Quality vs Quantity: Görgei's army was a pretty well oiled machine at this stage, whereas the Russian one was a mighty but unsubtle steamroller. The Russians had also been ravaged by cholera, which killed more Russians than the Hungarians did in this war. The scenario therefore gives the Hungarians a quality advantage overall. By the time we stopped, this seemed to be on the way to compensating for Russian numerical superiority.

What is a 'What-If'? It's a bit of a stretch to claim this post as a genuine 'Reflection on Wargaming'. Really it's one battle report that prompted one particular thought that I've tried to expand on. I suppose I can expand on it a bit more by saying every game is a what-if to some degree (unless it is not a game at all but simply an exercise in pushing figures along courses utterly pre-determined by history, without any player choices or chance to deviate from that history). My typical historical recreations start the 'what-if' around the point at which historical opposing armies deployed for a historical battle, with their historical objectives and orders of battle, and explore how different plans might have worked out. The alternative version of Vác that I've reported here just changes the Hungarian C-in-C's aim - the mission, if you like - and explores a more radical strategic plan rather than grand tactical ones. A next step away from the historical event would be to have those same armies meet on a different battlefield, perhaps imagining a breakthrough attempt at a slightly different location; the step after that, to put historical opponents on some imaginary battlefield, tournament-style; beyond that, we get into competition-style games pitting ahistorical opponents against each other in battles that never happened, on terrain that didn't exist, in wars that were never fought. Which step of that progression we prefer depends on which 'what-if' question we want answered.

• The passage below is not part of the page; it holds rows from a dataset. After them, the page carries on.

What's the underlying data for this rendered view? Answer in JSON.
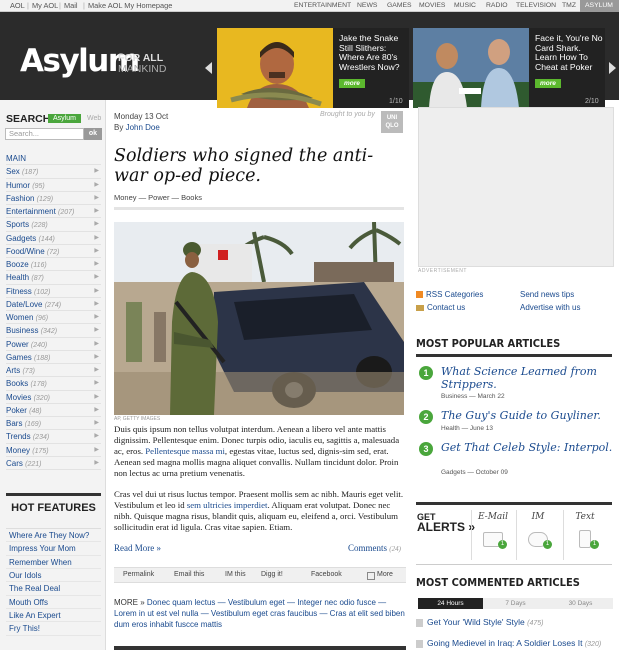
{
  "topbar": {
    "left_links": [
      "AOL",
      "My AOL",
      "Mail",
      "Make AOL My Homepage"
    ],
    "right_links": [
      "ENTERTAINMENT",
      "NEWS",
      "GAMES",
      "MOVIES",
      "MUSIC",
      "RADIO",
      "TELEVISION",
      "TMZ",
      "ASYLUM"
    ],
    "active": "ASYLUM"
  },
  "masthead": {
    "logo": "Asylum",
    "tagline_1": "FOR ALL",
    "tagline_2": "MANKIND",
    "promos": [
      {
        "title": "Jake the Snake Still Slithers: Where Are 80's Wrestlers Now?",
        "more": "more",
        "pager": "1/10"
      },
      {
        "title": "Face it, You're No Card Shark. Learn How To Cheat at Poker",
        "more": "more",
        "pager": "2/10"
      }
    ]
  },
  "search": {
    "title": "SEARCH",
    "tab_active": "Asylum",
    "tab_other": "Web",
    "placeholder": "Search...",
    "button": "ok"
  },
  "nav": [
    {
      "label": "MAIN",
      "count": ""
    },
    {
      "label": "Sex",
      "count": "(187)"
    },
    {
      "label": "Humor",
      "count": "(95)"
    },
    {
      "label": "Fashion",
      "count": "(129)"
    },
    {
      "label": "Entertainment",
      "count": "(207)"
    },
    {
      "label": "Sports",
      "count": "(228)"
    },
    {
      "label": "Gadgets",
      "count": "(144)"
    },
    {
      "label": "Food/Wine",
      "count": "(72)"
    },
    {
      "label": "Booze",
      "count": "(116)"
    },
    {
      "label": "Health",
      "count": "(87)"
    },
    {
      "label": "Fitness",
      "count": "(102)"
    },
    {
      "label": "Date/Love",
      "count": "(274)"
    },
    {
      "label": "Women",
      "count": "(96)"
    },
    {
      "label": "Business",
      "count": "(342)"
    },
    {
      "label": "Power",
      "count": "(240)"
    },
    {
      "label": "Games",
      "count": "(188)"
    },
    {
      "label": "Arts",
      "count": "(73)"
    },
    {
      "label": "Books",
      "count": "(178)"
    },
    {
      "label": "Movies",
      "count": "(320)"
    },
    {
      "label": "Poker",
      "count": "(48)"
    },
    {
      "label": "Bars",
      "count": "(169)"
    },
    {
      "label": "Trends",
      "count": "(234)"
    },
    {
      "label": "Money",
      "count": "(175)"
    },
    {
      "label": "Cars",
      "count": "(221)"
    }
  ],
  "hot_features": {
    "title": "HOT FEATURES",
    "items": [
      "Where Are They Now?",
      "Impress Your Mom",
      "Remember When",
      "Our Idols",
      "The Real Deal",
      "Mouth Offs",
      "Like An Expert",
      "Fry This!"
    ]
  },
  "article": {
    "date": "Monday 13 Oct",
    "by": "By",
    "author": "John Doe",
    "brought": "Brought to you by",
    "sponsor": "UNI QLO",
    "title": "Soldiers who signed the anti-war op-ed piece.",
    "tags": "Money — Power — Books",
    "credit": "AP, GETTY IMAGES",
    "p1_a": "Duis quis ipsum non tellus volutpat interdum. Aenean a libero vel ante mattis dignissim. Pellentesque enim. Donec turpis odio, iaculis eu, sagittis a, malesuada ac, eros. ",
    "p1_link": "Pellentesque massa mi",
    "p1_b": ", egestas vitae, luctus sed, dignis-sim sed, erat. Aenean sed magna mollis magna aliquet convallis. Nullam tincidunt dolor. Proin non lectus ac urna pretium venenatis.",
    "p2_a": "Cras vel dui ut risus luctus tempor. Praesent mollis sem ac nibh. Mauris eget velit. Vestibulum et leo id ",
    "p2_link": "sem ultricies imperdiet",
    "p2_b": ". Aliquam erat volutpat. Donec nec nibh. Quisque magna risus, blandit quis, aliquam eu, eleifend a, orci. Vestibulum sollicitudin erat id ligula. Cras vitae sapien. Etiam.",
    "read_more": "Read More »",
    "comments": "Comments",
    "comments_count": "(24)",
    "share": [
      "Permalink",
      "Email this",
      "IM this",
      "Digg it!",
      "Facebook",
      "More"
    ],
    "more_label": "MORE »",
    "more_links": "Donec quam lectus — Vestibulum eget — Integer nec odio fusce — Lorem in ut est vel nulla — Vestibulum eget cras faucibus — Cras at elit sed biben dum eros inhabit fuscce mattis"
  },
  "right": {
    "ad_label": "ADVERTISEMENT",
    "links": [
      "RSS Categories",
      "Send news tips",
      "Contact us",
      "Advertise with us"
    ],
    "popular_title": "MOST POPULAR ARTICLES",
    "popular": [
      {
        "n": "1",
        "title": "What Science Learned from Strippers.",
        "meta": "Business — March 22"
      },
      {
        "n": "2",
        "title": "The Guy's Guide to Guyliner.",
        "meta": "Health — June 13"
      },
      {
        "n": "3",
        "title": "Get That Celeb Style: Interpol.",
        "meta": "Gadgets — October 09"
      }
    ],
    "alerts_get": "GET",
    "alerts_label": "ALERTS »",
    "alerts": [
      {
        "label": "E-Mail",
        "badge": "1"
      },
      {
        "label": "IM",
        "badge": "1"
      },
      {
        "label": "Text",
        "badge": "1"
      }
    ],
    "commented_title": "MOST COMMENTED ARTICLES",
    "tabs": [
      "24 Hours",
      "7 Days",
      "30 Days"
    ],
    "commented": [
      {
        "title": "Get Your 'Wild Style' Style",
        "count": "(475)"
      },
      {
        "title": "Going Medievel in Iraq: A Soldier Loses It",
        "count": "(320)"
      }
    ]
  }
}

And finally: Thanks to Crispin for creating the custom battlemat, painting the armies and laying on the game.

For the full list of my (mostly rather more extensive and considered) 'Reflections on Wargaming' essays, see here.


  1. Excellent post. As always. Thank you.

    Do my eyes deceive me, or are you taking baby steps towards more appreciation of the ‘Not-Quite-Anathema’ dark side?
    I’ll confess, the rather sterile competition/tournament, equal-points, setup has never really appealed to me.

    BBB and Warmaster are my two favourite rulesets. In both systems, your troops never to ‘exactly’ what you want them to do.
    I’m actually wondering if, on a badly failed command roll, troops should go in a completely random direction. I might try that, as a scenario rule, see how it works out.

    In how many historical accounts do you read about a general looking through his telescope wondering “Where the hell has he gone.” Or “Why on earth has he advanced his Corps towards that Peach Orchard. That's not what I told him to do!” :)

    1. If by 'the dark side' you mean non-historical games, I'm already there, witness my speculative Ukraine game in June: https://bloodybigbattles.blogspot.com/2023/06/ukraine-with-fft.html
      And I have always done a bit of fantasy gaming. But there's always a point beyond the pure contest of a sterile (perfect word) points-based competition game.

      Glad you like BBB so much. Yes, there is something to be said for the Black Powder-style 'Blunder': maybe on a roll of snake eyes, unless that produces a retreat anyway?

      Re the Peach Orchard: actually, my Gettysburg scenario allows for that (without enforcing it) by having variable victory locations that are only revealed on Day 2 of the battle. The Koeniggraetz scenario does something similar to represent how two Austrian corps commanders likewise dislocated Benedek's plan of defense.


Comments welcome!